Doctors are now facing extra work to amend records following consultations, after network problems left them unable to view records and prescribe electronically.
Andrew McHugh, medical practice director at Horsefair Surgery in Oxfordshire, told GP that the situation was a ‘nightmare’.
‘It’s been extraordinarily frustrating to have records up one moment and off the next,’ he said. ‘If we don’t have access to the medical records, we cannot provide a safe service to our patients.’
‘All the time that it’s been down, it’s just backing up work that doesn’t go away. The GPs are constantly running to try and catch up with themselves.’
Network connectivity issues
The problems have been going on since last week, when the Health and Social Care Information Centre raised the issue as a national service incident.
INPS put the problems down to server and router problems at its data centres hampering connections to the N3 network.
‘Intermittent connectivity issues at our data centres have caused short interruptions to the hosted service for a number of practices in England.

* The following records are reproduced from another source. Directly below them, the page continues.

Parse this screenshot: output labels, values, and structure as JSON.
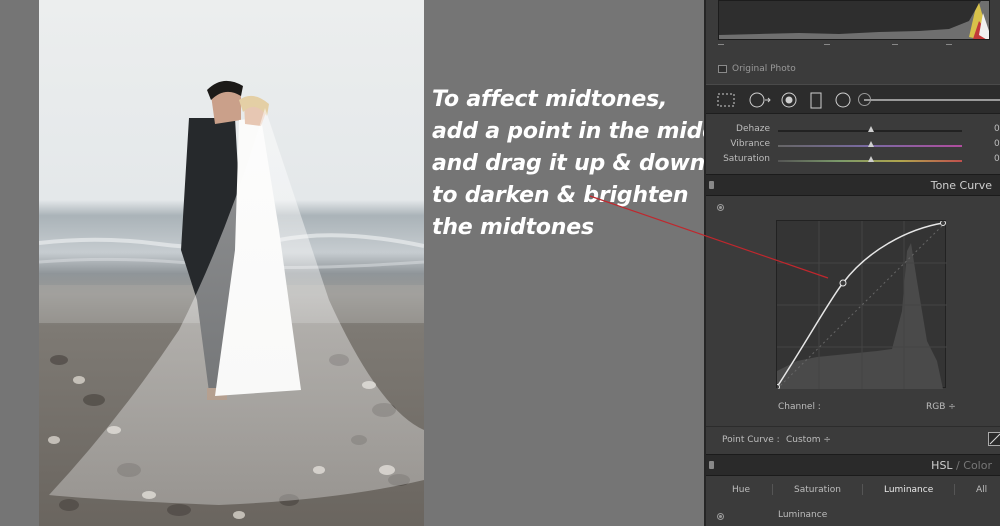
{
  "annotation": {
    "lines": [
      "To affect midtones,",
      "add a point in the middle",
      "and drag it up & down",
      "to darken & brighten",
      "the midtones"
    ]
  },
  "panel": {
    "original_photo_label": "Original Photo",
    "basic": [
      {
        "label": "Dehaze",
        "value": "0",
        "level": 0.5
      },
      {
        "label": "Vibrance",
        "value": "0",
        "level": 0.5
      },
      {
        "label": "Saturation",
        "value": "0",
        "level": 0.5
      }
    ],
    "tone_curve": {
      "title": "Tone Curve",
      "channel_label": "Channel :",
      "channel_value": "RGB",
      "point_curve_label": "Point Curve :",
      "point_curve_value": "Custom"
    },
    "hsl": {
      "title_main": "HSL",
      "title_sep": " / ",
      "title_dim": "Color",
      "tabs": [
        "Hue",
        "Saturation",
        "Luminance",
        "All"
      ],
      "active_tab": "Luminance",
      "sub_label": "Luminance"
    }
  },
  "colors": {
    "annotation_line": "#c0272d",
    "panel_bg": "#3b3b3b",
    "page_bg": "#757575"
  }
}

We continue to work closely with BT N3 and the HSCIC to seek a full and permanent resolution at the earliest opportunity,’ a spokesperson for INPS said.
But practice managers like Mr McHugh want assurances that the system is as reliable as advertised.
‘What we need to provide safe primary care to our patients is resilient and constant access to the medical records,’ Mr McHugh said. ‘For us, it’s mission critical.’